• Work required
Be exact. Print each record as it stands.

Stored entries
*** Begin section ***

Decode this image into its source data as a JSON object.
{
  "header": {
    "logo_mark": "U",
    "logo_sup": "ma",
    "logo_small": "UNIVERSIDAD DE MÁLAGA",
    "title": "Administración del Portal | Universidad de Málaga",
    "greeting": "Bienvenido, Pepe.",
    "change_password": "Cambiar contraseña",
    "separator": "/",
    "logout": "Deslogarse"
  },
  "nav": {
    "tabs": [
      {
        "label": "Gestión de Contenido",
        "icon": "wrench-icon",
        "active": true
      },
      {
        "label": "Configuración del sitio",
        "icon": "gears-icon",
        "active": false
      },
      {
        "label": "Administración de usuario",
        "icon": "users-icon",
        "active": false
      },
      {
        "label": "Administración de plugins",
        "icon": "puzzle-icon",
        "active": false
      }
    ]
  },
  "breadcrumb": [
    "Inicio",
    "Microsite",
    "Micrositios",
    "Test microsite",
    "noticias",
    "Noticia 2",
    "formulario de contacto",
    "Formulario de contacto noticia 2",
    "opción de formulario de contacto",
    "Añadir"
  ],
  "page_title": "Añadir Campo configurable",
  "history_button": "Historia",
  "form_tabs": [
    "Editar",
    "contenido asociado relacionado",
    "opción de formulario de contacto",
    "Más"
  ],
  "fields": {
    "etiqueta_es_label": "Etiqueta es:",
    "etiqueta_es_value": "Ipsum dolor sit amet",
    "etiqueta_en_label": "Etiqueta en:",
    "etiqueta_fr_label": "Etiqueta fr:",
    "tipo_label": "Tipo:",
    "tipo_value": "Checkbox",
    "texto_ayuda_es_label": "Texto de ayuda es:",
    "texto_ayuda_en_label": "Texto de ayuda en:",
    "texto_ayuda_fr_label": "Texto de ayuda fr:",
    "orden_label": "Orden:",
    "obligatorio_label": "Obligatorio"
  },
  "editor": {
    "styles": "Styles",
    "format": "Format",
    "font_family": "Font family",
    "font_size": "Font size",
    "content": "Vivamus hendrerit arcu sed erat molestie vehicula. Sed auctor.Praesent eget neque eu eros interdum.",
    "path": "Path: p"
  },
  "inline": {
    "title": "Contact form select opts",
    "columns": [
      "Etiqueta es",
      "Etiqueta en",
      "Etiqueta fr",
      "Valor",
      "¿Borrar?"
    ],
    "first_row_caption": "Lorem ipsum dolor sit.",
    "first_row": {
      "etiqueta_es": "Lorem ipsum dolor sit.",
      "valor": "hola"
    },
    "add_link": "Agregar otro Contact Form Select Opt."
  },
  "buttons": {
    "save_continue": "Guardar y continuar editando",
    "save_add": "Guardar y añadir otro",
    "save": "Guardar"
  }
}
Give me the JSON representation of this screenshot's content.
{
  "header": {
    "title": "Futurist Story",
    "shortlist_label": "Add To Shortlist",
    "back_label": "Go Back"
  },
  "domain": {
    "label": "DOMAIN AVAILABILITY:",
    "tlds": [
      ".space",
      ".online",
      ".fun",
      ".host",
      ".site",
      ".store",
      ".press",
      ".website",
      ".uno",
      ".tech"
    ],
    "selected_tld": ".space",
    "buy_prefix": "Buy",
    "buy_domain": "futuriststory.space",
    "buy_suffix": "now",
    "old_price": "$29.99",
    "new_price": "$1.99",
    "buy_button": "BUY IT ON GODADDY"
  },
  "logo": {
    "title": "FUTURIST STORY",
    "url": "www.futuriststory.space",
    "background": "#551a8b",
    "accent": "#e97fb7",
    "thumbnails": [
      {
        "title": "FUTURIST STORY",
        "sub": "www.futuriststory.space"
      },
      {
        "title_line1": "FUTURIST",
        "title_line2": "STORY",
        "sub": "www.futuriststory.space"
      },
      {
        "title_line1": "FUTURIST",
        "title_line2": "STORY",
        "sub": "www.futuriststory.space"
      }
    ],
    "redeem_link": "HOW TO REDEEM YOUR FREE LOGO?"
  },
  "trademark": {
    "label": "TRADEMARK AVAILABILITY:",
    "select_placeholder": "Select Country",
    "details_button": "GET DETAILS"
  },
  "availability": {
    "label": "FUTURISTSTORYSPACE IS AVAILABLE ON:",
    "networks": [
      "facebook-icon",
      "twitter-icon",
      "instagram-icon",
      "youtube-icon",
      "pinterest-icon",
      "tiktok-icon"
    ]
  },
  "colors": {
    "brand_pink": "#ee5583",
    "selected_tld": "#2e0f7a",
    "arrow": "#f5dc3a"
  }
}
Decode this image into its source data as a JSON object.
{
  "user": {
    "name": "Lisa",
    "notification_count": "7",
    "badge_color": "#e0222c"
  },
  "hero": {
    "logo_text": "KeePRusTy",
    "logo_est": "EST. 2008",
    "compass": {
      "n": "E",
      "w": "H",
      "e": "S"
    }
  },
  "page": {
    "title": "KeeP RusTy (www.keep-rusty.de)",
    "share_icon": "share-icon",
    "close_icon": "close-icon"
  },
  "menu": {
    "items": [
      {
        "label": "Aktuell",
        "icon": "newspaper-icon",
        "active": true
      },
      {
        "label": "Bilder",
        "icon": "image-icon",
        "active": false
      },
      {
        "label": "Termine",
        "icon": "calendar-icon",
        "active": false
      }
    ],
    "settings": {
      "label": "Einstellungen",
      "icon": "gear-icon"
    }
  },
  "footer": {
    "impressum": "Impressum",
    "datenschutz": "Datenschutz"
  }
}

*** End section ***

• Result
Decode this image into its source data as a JSON object.
{
  "header": {
    "logo_mark": "U",
    "logo_sup": "ma",
    "logo_small": "UNIVERSIDAD DE MÁLAGA",
    "title": "Administración del Portal | Universidad de Málaga",
    "greeting": "Bienvenido, Pepe.",
    "change_password": "Cambiar contraseña",
    "separator": "/",
    "logout": "Deslogarse"
  },
  "nav": {
    "tabs": [
      {
        "label": "Gestión de Contenido",
        "icon": "wrench-icon",
        "active": true
      },
      {
        "label": "Configuración del sitio",
        "icon": "gears-icon",
        "active": false
      },
      {
        "label": "Administración de usuario",
        "icon": "users-icon",
        "active": false
      },
      {
        "label": "Administración de plugins",
        "icon": "puzzle-icon",
        "active": false
      }
    ]
  },
  "breadcrumb": [
    "Inicio",
    "Microsite",
    "Micrositios",
    "Test microsite",
    "noticias",
    "Noticia 2",
    "formulario de contacto",
    "Formulario de contacto noticia 2",
    "opción de formulario de contacto",
    "Añadir"
  ],
  "page_title": "Añadir Campo configurable",
  "history_button": "Historia",
  "form_tabs": [
    "Editar",
    "contenido asociado relacionado",
    "opción de formulario de contacto",
    "Más"
  ],
  "fields": {
    "etiqueta_es_label": "Etiqueta es:",
    "etiqueta_es_value": "Ipsum dolor sit amet",
    "etiqueta_en_label": "Etiqueta en:",
    "etiqueta_fr_label": "Etiqueta fr:",
    "tipo_label": "Tipo:",
    "tipo_value": "Checkbox",
    "texto_ayuda_es_label": "Texto de ayuda es:",
    "texto_ayuda_en_label": "Texto de ayuda en:",
    "texto_ayuda_fr_label": "Texto de ayuda fr:",
    "orden_label": "Orden:",
    "obligatorio_label": "Obligatorio"
  },
  "editor": {
    "styles": "Styles",
    "format": "Format",
    "font_family": "Font family",
    "font_size": "Font size",
    "content": "Vivamus hendrerit arcu sed erat molestie vehicula. Sed auctor.Praesent eget neque eu eros interdum.",
    "path": "Path: p"
  },
  "inline": {
    "title": "Contact form select opts",
    "columns": [
      "Etiqueta es",
      "Etiqueta en",
      "Etiqueta fr",
      "Valor",
      "¿Borrar?"
    ],
    "first_row_caption": "Lorem ipsum dolor sit.",
    "first_row": {
      "etiqueta_es": "Lorem ipsum dolor sit.",
      "valor": "hola"
    },
    "add_link": "Agregar otro Contact Form Select Opt."
  },
  "buttons": {
    "save_continue": "Guardar y continuar editando",
    "save_add": "Guardar y añadir otro",
    "save": "Guardar"
  }
}
Give me the JSON representation of this screenshot's content.
{
  "header": {
    "title": "Futurist Story",
    "shortlist_label": "Add To Shortlist",
    "back_label": "Go Back"
  },
  "domain": {
    "label": "DOMAIN AVAILABILITY:",
    "tlds": [
      ".space",
      ".online",
      ".fun",
      ".host",
      ".site",
      ".store",
      ".press",
      ".website",
      ".uno",
      ".tech"
    ],
    "selected_tld": ".space",
    "buy_prefix": "Buy",
    "buy_domain": "futuriststory.space",
    "buy_suffix": "now",
    "old_price": "$29.99",
    "new_price": "$1.99",
    "buy_button": "BUY IT ON GODADDY"
  },
  "logo": {
    "title": "FUTURIST STORY",
    "url": "www.futuriststory.space",
    "background": "#551a8b",
    "accent": "#e97fb7",
    "thumbnails": [
      {
        "title": "FUTURIST STORY",
        "sub": "www.futuriststory.space"
      },
      {
        "title_line1": "FUTURIST",
        "title_line2": "STORY",
        "sub": "www.futuriststory.space"
      },
      {
        "title_line1": "FUTURIST",
        "title_line2": "STORY",
        "sub": "www.futuriststory.space"
      }
    ],
    "redeem_link": "HOW TO REDEEM YOUR FREE LOGO?"
  },
  "trademark": {
    "label": "TRADEMARK AVAILABILITY:",
    "select_placeholder": "Select Country",
    "details_button": "GET DETAILS"
  },
  "availability": {
    "label": "FUTURISTSTORYSPACE IS AVAILABLE ON:",
    "networks": [
      "facebook-icon",
      "twitter-icon",
      "instagram-icon",
      "youtube-icon",
      "pinterest-icon",
      "tiktok-icon"
    ]
  },
  "colors": {
    "brand_pink": "#ee5583",
    "selected_tld": "#2e0f7a",
    "arrow": "#f5dc3a"
  }
}
Decode this image into its source data as a JSON object.
{
  "user": {
    "name": "Lisa",
    "notification_count": "7",
    "badge_color": "#e0222c"
  },
  "hero": {
    "logo_text": "KeePRusTy",
    "logo_est": "EST. 2008",
    "compass": {
      "n": "E",
      "w": "H",
      "e": "S"
    }
  },
  "page": {
    "title": "KeeP RusTy (www.keep-rusty.de)",
    "share_icon": "share-icon",
    "close_icon": "close-icon"
  },
  "menu": {
    "items": [
      {
        "label": "Aktuell",
        "icon": "newspaper-icon",
        "active": true
      },
      {
        "label": "Bilder",
        "icon": "image-icon",
        "active": false
      },
      {
        "label": "Termine",
        "icon": "calendar-icon",
        "active": false
      }
    ],
    "settings": {
      "label": "Einstellungen",
      "icon": "gear-icon"
    }
  },
  "footer": {
    "impressum": "Impressum",
    "datenschutz": "Datenschutz"
  }
}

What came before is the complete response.